Copy out all of the entries below without any change.

##### DATASET RECORDS #####

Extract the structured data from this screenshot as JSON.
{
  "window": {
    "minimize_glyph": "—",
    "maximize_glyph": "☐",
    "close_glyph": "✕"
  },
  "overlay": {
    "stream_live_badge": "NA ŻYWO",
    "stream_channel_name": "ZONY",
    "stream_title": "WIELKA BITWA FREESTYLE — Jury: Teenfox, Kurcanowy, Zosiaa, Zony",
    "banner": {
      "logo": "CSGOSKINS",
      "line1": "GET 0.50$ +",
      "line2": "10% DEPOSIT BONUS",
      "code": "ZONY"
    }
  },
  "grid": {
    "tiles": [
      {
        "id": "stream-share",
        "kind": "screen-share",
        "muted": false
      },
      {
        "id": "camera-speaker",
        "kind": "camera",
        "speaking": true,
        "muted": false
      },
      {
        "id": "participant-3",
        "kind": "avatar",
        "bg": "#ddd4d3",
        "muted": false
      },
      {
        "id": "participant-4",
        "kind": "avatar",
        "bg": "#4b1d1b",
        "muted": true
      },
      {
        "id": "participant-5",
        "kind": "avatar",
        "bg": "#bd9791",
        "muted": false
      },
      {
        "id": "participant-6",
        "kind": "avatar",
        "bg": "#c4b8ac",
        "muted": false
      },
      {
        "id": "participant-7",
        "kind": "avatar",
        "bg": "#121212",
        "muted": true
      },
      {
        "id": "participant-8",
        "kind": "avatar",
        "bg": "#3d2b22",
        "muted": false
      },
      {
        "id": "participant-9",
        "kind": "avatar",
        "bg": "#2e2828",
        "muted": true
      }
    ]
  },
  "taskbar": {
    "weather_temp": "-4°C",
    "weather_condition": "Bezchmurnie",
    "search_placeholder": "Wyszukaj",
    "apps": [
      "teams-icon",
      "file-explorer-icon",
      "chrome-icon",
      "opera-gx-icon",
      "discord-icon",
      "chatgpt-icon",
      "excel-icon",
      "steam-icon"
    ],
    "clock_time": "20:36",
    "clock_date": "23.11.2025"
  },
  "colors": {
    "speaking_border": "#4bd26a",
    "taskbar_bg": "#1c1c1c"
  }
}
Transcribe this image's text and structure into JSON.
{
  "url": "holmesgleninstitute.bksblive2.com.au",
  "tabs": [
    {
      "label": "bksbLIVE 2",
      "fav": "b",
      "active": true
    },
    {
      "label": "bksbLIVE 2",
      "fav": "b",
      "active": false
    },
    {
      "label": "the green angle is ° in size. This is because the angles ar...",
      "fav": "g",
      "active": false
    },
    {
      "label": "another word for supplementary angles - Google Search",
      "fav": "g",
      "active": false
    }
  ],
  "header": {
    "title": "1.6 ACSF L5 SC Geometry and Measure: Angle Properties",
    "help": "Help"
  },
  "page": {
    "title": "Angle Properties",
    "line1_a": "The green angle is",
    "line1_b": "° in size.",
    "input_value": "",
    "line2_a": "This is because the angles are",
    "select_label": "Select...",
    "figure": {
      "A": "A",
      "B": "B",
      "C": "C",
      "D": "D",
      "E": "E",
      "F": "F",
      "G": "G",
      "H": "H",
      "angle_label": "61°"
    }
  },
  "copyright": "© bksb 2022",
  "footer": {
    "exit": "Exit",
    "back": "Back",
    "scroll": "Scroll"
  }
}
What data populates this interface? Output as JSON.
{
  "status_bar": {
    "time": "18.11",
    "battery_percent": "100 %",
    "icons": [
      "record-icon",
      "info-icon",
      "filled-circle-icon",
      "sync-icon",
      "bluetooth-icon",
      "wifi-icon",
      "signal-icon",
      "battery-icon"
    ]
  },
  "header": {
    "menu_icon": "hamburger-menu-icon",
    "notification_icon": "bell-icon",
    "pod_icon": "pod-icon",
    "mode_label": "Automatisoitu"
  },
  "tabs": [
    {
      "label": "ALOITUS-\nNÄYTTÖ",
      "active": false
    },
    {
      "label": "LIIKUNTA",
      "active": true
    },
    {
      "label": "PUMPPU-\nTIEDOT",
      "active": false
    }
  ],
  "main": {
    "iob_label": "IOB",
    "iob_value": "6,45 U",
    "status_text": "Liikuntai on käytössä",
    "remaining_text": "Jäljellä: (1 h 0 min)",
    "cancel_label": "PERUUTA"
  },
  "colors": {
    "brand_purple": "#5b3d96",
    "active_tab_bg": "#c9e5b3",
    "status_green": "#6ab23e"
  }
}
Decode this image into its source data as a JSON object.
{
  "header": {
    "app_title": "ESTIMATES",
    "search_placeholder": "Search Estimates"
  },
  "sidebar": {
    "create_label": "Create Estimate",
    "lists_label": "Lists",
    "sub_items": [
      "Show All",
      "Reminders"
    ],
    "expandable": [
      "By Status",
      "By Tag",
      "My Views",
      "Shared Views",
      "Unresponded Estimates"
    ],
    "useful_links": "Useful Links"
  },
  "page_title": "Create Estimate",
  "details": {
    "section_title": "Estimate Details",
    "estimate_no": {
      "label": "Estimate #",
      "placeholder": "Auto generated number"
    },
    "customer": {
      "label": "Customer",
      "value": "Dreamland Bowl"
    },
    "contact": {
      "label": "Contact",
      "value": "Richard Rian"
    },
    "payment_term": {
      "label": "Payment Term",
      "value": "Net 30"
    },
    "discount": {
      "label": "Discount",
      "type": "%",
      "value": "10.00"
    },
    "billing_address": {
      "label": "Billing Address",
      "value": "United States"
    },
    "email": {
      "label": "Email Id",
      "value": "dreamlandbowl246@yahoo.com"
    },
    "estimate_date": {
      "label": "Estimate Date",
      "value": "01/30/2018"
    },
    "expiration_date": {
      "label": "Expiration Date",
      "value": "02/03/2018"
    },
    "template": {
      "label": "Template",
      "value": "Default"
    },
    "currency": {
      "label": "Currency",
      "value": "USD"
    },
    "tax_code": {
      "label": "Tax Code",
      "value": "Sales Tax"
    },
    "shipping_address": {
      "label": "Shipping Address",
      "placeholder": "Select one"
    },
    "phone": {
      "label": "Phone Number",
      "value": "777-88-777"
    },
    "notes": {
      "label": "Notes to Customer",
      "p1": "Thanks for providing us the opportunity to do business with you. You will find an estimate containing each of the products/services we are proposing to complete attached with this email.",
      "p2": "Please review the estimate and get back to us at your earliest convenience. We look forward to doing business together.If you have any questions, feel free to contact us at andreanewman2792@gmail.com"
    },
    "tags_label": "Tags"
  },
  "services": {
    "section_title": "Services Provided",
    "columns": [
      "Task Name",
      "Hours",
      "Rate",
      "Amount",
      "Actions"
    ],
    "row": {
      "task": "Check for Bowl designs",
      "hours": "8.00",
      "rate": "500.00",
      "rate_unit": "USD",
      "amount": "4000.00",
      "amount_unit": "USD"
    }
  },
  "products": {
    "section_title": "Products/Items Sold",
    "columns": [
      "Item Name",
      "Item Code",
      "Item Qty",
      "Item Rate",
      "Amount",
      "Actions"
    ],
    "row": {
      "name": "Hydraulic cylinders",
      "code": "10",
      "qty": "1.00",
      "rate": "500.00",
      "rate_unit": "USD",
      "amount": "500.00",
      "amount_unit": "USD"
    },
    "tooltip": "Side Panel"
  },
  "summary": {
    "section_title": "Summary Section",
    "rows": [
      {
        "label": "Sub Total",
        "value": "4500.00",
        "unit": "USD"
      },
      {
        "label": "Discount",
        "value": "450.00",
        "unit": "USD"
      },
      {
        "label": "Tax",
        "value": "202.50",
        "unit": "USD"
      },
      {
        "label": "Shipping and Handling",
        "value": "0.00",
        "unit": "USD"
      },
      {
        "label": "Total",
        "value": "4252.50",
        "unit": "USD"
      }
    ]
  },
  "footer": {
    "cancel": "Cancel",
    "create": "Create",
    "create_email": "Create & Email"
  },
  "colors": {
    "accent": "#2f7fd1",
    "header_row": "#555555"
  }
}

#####

## SOLUTION TO THIS EXERCISE:
Extract the structured data from this screenshot as JSON.
{
  "window": {
    "minimize_glyph": "—",
    "maximize_glyph": "☐",
    "close_glyph": "✕"
  },
  "overlay": {
    "stream_live_badge": "NA ŻYWO",
    "stream_channel_name": "ZONY",
    "stream_title": "WIELKA BITWA FREESTYLE — Jury: Teenfox, Kurcanowy, Zosiaa, Zony",
    "banner": {
      "logo": "CSGOSKINS",
      "line1": "GET 0.50$ +",
      "line2": "10% DEPOSIT BONUS",
      "code": "ZONY"
    }
  },
  "grid": {
    "tiles": [
      {
        "id": "stream-share",
        "kind": "screen-share",
        "muted": false
      },
      {
        "id": "camera-speaker",
        "kind": "camera",
        "speaking": true,
        "muted": false
      },
      {
        "id": "participant-3",
        "kind": "avatar",
        "bg": "#ddd4d3",
        "muted": false
      },
      {
        "id": "participant-4",
        "kind": "avatar",
        "bg": "#4b1d1b",
        "muted": true
      },
      {
        "id": "participant-5",
        "kind": "avatar",
        "bg": "#bd9791",
        "muted": false
      },
      {
        "id": "participant-6",
        "kind": "avatar",
        "bg": "#c4b8ac",
        "muted": false
      },
      {
        "id": "participant-7",
        "kind": "avatar",
        "bg": "#121212",
        "muted": true
      },
      {
        "id": "participant-8",
        "kind": "avatar",
        "bg": "#3d2b22",
        "muted": false
      },
      {
        "id": "participant-9",
        "kind": "avatar",
        "bg": "#2e2828",
        "muted": true
      }
    ]
  },
  "taskbar": {
    "weather_temp": "-4°C",
    "weather_condition": "Bezchmurnie",
    "search_placeholder": "Wyszukaj",
    "apps": [
      "teams-icon",
      "file-explorer-icon",
      "chrome-icon",
      "opera-gx-icon",
      "discord-icon",
      "chatgpt-icon",
      "excel-icon",
      "steam-icon"
    ],
    "clock_time": "20:36",
    "clock_date": "23.11.2025"
  },
  "colors": {
    "speaking_border": "#4bd26a",
    "taskbar_bg": "#1c1c1c"
  }
}
Transcribe this image's text and structure into JSON.
{
  "url": "holmesgleninstitute.bksblive2.com.au",
  "tabs": [
    {
      "label": "bksbLIVE 2",
      "fav": "b",
      "active": true
    },
    {
      "label": "bksbLIVE 2",
      "fav": "b",
      "active": false
    },
    {
      "label": "the green angle is ° in size. This is because the angles ar...",
      "fav": "g",
      "active": false
    },
    {
      "label": "another word for supplementary angles - Google Search",
      "fav": "g",
      "active": false
    }
  ],
  "header": {
    "title": "1.6 ACSF L5 SC Geometry and Measure: Angle Properties",
    "help": "Help"
  },
  "page": {
    "title": "Angle Properties",
    "line1_a": "The green angle is",
    "line1_b": "° in size.",
    "input_value": "",
    "line2_a": "This is because the angles are",
    "select_label": "Select...",
    "figure": {
      "A": "A",
      "B": "B",
      "C": "C",
      "D": "D",
      "E": "E",
      "F": "F",
      "G": "G",
      "H": "H",
      "angle_label": "61°"
    }
  },
  "copyright": "© bksb 2022",
  "footer": {
    "exit": "Exit",
    "back": "Back",
    "scroll": "Scroll"
  }
}
What data populates this interface? Output as JSON.
{
  "status_bar": {
    "time": "18.11",
    "battery_percent": "100 %",
    "icons": [
      "record-icon",
      "info-icon",
      "filled-circle-icon",
      "sync-icon",
      "bluetooth-icon",
      "wifi-icon",
      "signal-icon",
      "battery-icon"
    ]
  },
  "header": {
    "menu_icon": "hamburger-menu-icon",
    "notification_icon": "bell-icon",
    "pod_icon": "pod-icon",
    "mode_label": "Automatisoitu"
  },
  "tabs": [
    {
      "label": "ALOITUS-\nNÄYTTÖ",
      "active": false
    },
    {
      "label": "LIIKUNTA",
      "active": true
    },
    {
      "label": "PUMPPU-\nTIEDOT",
      "active": false
    }
  ],
  "main": {
    "iob_label": "IOB",
    "iob_value": "6,45 U",
    "status_text": "Liikuntai on käytössä",
    "remaining_text": "Jäljellä: (1 h 0 min)",
    "cancel_label": "PERUUTA"
  },
  "colors": {
    "brand_purple": "#5b3d96",
    "active_tab_bg": "#c9e5b3",
    "status_green": "#6ab23e"
  }
}
Decode this image into its source data as a JSON object.
{
  "header": {
    "app_title": "ESTIMATES",
    "search_placeholder": "Search Estimates"
  },
  "sidebar": {
    "create_label": "Create Estimate",
    "lists_label": "Lists",
    "sub_items": [
      "Show All",
      "Reminders"
    ],
    "expandable": [
      "By Status",
      "By Tag",
      "My Views",
      "Shared Views",
      "Unresponded Estimates"
    ],
    "useful_links": "Useful Links"
  },
  "page_title": "Create Estimate",
  "details": {
    "section_title": "Estimate Details",
    "estimate_no": {
      "label": "Estimate #",
      "placeholder": "Auto generated number"
    },
    "customer": {
      "label": "Customer",
      "value": "Dreamland Bowl"
    },
    "contact": {
      "label": "Contact",
      "value": "Richard Rian"
    },
    "payment_term": {
      "label": "Payment Term",
      "value": "Net 30"
    },
    "discount": {
      "label": "Discount",
      "type": "%",
      "value": "10.00"
    },
    "billing_address": {
      "label": "Billing Address",
      "value": "United States"
    },
    "email": {
      "label": "Email Id",
      "value": "dreamlandbowl246@yahoo.com"
    },
    "estimate_date": {
      "label": "Estimate Date",
      "value": "01/30/2018"
    },
    "expiration_date": {
      "label": "Expiration Date",
      "value": "02/03/2018"
    },
    "template": {
      "label": "Template",
      "value": "Default"
    },
    "currency": {
      "label": "Currency",
      "value": "USD"
    },
    "tax_code": {
      "label": "Tax Code",
      "value": "Sales Tax"
    },
    "shipping_address": {
      "label": "Shipping Address",
      "placeholder": "Select one"
    },
    "phone": {
      "label": "Phone Number",
      "value": "777-88-777"
    },
    "notes": {
      "label": "Notes to Customer",
      "p1": "Thanks for providing us the opportunity to do business with you. You will find an estimate containing each of the products/services we are proposing to complete attached with this email.",
      "p2": "Please review the estimate and get back to us at your earliest convenience. We look forward to doing business together.If you have any questions, feel free to contact us at andreanewman2792@gmail.com"
    },
    "tags_label": "Tags"
  },
  "services": {
    "section_title": "Services Provided",
    "columns": [
      "Task Name",
      "Hours",
      "Rate",
      "Amount",
      "Actions"
    ],
    "row": {
      "task": "Check for Bowl designs",
      "hours": "8.00",
      "rate": "500.00",
      "rate_unit": "USD",
      "amount": "4000.00",
      "amount_unit": "USD"
    }
  },
  "products": {
    "section_title": "Products/Items Sold",
    "columns": [
      "Item Name",
      "Item Code",
      "Item Qty",
      "Item Rate",
      "Amount",
      "Actions"
    ],
    "row": {
      "name": "Hydraulic cylinders",
      "code": "10",
      "qty": "1.00",
      "rate": "500.00",
      "rate_unit": "USD",
      "amount": "500.00",
      "amount_unit": "USD"
    },
    "tooltip": "Side Panel"
  },
  "summary": {
    "section_title": "Summary Section",
    "rows": [
      {
        "label": "Sub Total",
        "value": "4500.00",
        "unit": "USD"
      },
      {
        "label": "Discount",
        "value": "450.00",
        "unit": "USD"
      },
      {
        "label": "Tax",
        "value": "202.50",
        "unit": "USD"
      },
      {
        "label": "Shipping and Handling",
        "value": "0.00",
        "unit": "USD"
      },
      {
        "label": "Total",
        "value": "4252.50",
        "unit": "USD"
      }
    ]
  },
  "footer": {
    "cancel": "Cancel",
    "create": "Create",
    "create_email": "Create & Email"
  },
  "colors": {
    "accent": "#2f7fd1",
    "header_row": "#555555"
  }
}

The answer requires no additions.